▶ [Directions]: A complete answer lists every line of the entries below where the string "Played" appears.

▶ [Supplied information]:
>>>>
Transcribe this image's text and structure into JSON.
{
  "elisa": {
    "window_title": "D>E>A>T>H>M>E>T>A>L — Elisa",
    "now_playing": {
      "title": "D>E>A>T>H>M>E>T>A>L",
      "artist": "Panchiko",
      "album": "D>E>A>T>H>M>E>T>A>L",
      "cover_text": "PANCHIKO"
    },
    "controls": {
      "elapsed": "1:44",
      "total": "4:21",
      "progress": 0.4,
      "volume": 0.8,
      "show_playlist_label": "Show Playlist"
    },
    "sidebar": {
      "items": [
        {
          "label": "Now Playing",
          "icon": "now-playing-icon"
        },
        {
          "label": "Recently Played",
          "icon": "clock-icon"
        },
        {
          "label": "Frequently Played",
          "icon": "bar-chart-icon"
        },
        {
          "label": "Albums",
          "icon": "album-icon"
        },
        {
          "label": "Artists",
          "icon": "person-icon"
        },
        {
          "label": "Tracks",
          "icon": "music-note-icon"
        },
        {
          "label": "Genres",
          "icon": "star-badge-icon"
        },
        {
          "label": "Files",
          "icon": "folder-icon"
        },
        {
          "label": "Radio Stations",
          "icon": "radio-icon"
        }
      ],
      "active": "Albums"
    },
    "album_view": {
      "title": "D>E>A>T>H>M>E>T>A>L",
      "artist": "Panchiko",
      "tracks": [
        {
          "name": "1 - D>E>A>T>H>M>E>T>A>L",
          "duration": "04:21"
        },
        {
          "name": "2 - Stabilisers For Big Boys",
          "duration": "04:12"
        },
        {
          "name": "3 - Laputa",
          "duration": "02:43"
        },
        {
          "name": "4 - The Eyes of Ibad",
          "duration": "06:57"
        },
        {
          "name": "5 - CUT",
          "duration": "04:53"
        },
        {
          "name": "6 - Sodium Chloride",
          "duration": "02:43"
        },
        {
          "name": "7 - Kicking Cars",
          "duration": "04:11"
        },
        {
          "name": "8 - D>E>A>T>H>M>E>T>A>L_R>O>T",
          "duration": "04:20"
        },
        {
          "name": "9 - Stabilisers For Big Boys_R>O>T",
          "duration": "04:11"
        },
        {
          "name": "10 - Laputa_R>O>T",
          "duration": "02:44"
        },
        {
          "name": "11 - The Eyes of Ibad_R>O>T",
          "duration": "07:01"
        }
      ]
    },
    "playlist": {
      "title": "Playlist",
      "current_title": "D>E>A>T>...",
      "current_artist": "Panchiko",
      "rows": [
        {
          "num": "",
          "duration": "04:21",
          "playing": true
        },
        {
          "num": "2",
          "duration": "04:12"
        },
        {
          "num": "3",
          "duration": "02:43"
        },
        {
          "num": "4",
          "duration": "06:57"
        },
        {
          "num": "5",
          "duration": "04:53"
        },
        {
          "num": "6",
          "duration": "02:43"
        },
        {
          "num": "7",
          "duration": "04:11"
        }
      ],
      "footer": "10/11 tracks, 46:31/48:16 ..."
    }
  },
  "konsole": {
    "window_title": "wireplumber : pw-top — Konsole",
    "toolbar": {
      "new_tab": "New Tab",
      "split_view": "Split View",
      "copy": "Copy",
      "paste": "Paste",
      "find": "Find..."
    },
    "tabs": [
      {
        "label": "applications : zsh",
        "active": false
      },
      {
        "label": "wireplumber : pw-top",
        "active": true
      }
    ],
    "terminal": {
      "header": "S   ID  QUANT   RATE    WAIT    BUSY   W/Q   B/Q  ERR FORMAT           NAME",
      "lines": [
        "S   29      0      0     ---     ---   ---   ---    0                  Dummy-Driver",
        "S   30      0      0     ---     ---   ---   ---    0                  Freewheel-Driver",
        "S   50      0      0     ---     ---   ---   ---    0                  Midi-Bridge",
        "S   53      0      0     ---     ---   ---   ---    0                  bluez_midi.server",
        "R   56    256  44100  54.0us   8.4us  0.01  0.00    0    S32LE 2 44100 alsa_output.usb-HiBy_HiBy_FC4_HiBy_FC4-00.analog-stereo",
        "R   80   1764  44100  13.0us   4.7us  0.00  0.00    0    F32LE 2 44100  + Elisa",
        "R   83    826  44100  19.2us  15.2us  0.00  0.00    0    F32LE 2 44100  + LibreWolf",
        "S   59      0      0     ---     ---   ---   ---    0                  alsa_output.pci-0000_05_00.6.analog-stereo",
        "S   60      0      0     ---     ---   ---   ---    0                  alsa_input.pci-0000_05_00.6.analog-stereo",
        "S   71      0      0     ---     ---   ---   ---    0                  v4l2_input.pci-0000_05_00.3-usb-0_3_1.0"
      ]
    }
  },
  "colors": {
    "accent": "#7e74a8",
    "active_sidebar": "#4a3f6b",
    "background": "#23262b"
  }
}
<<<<
▶ [Answer below]:
          "label": "Recently Played",
          "label": "Frequently Played",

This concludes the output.